Work has a primary function in our societies. It is the symbol of our integration and sometimes of our reason to live. In such a context, it would be absurd to claim laziness which is the very opposite of this value. However, there is wisdom and perhaps even nobility in it, let’s see why.
Work is a conscious effort that one produces to carry out a task or to put a body in motion. There is no direct correlation between work and the idea of love. In fact, the existence of work is justified by a relationship of interest, usually social or economic.
Laziness, on the contrary, is the rejection of this interested relationship to the world. Laziness is a pause in a frenetic world. It is the brake on the car pedal to slow down and ask yourself if you are going in the right direction. Laziness is not a virtue in itself, but its consequences can be virtuous. When we stop for a moment to contemplate the world and our lives, we give ourselves the opportunity to step back and consider whether we are enjoying what we are doing and whether we are headed in the right direction.

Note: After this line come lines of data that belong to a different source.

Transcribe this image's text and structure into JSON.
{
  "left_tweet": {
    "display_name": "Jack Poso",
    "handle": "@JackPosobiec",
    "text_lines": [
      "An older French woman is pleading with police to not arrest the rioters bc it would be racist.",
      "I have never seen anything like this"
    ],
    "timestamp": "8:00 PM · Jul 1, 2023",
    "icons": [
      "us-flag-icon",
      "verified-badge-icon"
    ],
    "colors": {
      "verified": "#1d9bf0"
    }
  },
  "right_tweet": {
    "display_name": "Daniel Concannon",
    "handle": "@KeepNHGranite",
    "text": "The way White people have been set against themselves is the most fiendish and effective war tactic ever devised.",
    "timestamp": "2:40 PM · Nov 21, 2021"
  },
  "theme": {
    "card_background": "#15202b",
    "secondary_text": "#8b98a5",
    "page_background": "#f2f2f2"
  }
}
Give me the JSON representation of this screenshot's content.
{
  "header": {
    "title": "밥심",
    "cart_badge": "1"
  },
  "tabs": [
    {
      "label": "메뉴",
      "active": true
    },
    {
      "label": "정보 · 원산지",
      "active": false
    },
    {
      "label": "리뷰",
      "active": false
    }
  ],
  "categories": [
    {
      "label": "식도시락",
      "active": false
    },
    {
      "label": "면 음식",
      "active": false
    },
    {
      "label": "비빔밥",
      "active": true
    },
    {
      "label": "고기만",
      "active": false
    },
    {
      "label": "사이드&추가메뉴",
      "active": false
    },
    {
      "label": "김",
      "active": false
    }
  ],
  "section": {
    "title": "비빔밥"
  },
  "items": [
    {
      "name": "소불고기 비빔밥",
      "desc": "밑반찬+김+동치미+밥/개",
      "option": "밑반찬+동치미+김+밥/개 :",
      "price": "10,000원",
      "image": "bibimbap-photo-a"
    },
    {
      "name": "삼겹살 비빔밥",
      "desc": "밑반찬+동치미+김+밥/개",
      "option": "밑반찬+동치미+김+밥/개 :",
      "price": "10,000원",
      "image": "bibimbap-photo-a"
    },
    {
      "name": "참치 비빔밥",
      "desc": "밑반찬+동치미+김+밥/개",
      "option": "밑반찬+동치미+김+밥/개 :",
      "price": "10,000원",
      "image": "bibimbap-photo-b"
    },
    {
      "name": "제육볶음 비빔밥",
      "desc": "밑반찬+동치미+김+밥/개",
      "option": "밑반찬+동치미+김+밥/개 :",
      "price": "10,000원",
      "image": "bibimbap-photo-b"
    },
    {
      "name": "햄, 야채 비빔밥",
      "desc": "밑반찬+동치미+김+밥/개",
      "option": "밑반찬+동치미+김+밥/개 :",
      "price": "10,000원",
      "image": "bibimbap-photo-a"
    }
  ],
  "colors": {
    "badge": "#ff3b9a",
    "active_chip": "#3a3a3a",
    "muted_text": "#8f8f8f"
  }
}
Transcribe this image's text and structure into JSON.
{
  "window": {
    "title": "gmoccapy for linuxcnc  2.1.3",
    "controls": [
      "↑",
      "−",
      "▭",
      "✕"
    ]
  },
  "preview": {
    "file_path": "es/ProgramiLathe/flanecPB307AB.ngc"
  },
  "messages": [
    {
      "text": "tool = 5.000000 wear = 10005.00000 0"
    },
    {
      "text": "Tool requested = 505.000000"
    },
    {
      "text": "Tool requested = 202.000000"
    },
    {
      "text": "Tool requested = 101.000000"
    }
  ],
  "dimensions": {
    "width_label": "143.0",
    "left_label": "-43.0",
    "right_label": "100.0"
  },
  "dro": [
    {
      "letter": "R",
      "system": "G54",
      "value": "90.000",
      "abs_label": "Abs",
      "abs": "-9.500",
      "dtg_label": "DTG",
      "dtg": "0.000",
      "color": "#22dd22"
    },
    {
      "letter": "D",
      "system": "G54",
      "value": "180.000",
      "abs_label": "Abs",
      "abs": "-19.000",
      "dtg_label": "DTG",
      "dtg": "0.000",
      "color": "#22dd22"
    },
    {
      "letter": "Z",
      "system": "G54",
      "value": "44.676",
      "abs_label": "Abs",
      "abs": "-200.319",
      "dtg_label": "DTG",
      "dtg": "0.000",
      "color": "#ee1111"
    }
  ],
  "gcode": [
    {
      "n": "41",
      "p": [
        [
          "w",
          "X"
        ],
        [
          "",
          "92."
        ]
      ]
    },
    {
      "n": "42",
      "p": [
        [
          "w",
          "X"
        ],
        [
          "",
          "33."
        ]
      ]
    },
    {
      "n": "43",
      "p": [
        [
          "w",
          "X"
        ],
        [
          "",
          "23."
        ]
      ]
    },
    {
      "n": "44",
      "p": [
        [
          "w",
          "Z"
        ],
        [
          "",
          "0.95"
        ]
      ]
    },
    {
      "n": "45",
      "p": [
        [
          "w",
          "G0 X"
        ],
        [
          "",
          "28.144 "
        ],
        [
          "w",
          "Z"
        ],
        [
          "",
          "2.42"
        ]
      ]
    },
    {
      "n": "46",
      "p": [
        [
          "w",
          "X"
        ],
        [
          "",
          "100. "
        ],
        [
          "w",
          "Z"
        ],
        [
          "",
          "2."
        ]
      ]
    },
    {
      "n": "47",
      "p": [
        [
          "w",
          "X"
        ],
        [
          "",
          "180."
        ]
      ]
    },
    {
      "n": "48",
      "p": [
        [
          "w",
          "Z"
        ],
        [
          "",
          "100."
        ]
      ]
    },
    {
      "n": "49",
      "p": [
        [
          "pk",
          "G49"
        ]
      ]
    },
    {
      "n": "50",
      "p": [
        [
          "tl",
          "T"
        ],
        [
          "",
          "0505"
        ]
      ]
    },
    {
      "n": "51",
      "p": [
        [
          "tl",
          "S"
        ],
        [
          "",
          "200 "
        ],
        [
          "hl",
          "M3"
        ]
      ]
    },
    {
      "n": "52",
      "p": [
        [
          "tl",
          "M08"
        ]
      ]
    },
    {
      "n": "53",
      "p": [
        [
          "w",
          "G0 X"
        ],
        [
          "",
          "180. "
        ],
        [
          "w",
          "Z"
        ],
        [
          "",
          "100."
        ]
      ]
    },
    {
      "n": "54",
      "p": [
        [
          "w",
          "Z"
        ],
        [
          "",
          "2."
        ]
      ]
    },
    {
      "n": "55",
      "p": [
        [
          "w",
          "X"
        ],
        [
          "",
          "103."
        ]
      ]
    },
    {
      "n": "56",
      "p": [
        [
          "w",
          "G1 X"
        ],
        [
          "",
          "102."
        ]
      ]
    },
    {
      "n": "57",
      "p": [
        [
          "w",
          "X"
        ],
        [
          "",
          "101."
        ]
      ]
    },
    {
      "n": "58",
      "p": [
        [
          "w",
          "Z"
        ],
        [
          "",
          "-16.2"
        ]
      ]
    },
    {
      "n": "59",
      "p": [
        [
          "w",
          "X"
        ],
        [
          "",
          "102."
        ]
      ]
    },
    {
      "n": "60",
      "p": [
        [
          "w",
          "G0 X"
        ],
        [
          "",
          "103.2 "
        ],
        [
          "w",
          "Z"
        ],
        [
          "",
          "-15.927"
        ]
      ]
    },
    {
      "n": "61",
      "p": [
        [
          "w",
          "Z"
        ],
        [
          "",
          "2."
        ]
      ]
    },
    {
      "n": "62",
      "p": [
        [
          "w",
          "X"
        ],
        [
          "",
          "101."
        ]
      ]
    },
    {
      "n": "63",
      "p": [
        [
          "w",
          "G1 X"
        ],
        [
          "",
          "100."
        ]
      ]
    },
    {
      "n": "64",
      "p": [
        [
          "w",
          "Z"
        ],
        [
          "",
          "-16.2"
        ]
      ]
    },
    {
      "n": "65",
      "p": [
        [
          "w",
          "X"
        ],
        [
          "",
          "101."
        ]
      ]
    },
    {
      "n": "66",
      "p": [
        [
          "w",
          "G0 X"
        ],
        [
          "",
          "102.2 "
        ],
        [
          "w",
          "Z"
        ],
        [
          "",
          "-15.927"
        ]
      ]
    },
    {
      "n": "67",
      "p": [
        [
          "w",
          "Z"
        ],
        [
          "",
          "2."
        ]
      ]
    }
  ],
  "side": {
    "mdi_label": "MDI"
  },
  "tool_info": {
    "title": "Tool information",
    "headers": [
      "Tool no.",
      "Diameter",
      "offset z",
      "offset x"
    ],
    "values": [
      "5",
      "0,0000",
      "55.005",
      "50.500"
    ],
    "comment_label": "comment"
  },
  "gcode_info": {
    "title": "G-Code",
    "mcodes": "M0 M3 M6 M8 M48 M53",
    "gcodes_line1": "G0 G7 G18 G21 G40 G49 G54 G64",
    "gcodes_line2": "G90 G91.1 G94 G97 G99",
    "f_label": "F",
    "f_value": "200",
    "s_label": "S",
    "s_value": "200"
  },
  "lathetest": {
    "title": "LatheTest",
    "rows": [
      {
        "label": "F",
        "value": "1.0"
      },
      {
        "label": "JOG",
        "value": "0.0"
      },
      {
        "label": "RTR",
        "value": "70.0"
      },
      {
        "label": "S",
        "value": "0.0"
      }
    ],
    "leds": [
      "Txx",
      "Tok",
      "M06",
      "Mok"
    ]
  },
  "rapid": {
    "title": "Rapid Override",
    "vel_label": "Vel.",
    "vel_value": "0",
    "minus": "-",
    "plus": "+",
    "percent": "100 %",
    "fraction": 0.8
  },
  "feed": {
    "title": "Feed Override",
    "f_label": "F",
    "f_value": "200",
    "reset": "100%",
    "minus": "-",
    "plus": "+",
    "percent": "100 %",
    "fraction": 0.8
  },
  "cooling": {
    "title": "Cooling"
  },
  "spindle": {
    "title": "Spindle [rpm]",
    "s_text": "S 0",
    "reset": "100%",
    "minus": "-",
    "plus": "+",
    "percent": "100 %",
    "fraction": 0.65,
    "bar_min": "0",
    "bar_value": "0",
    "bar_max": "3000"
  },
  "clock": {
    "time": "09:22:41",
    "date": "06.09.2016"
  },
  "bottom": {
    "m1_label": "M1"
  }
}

And by taking the time to know what we love, we connect with a certain nobility. To act with love is to act without effort and the absence of effort is laziness. Thus, laziness, because it helps us ask the right questions, allows us to put love back into our lives where it may have disappeared. Love is nothing but the cardinal value of nobility.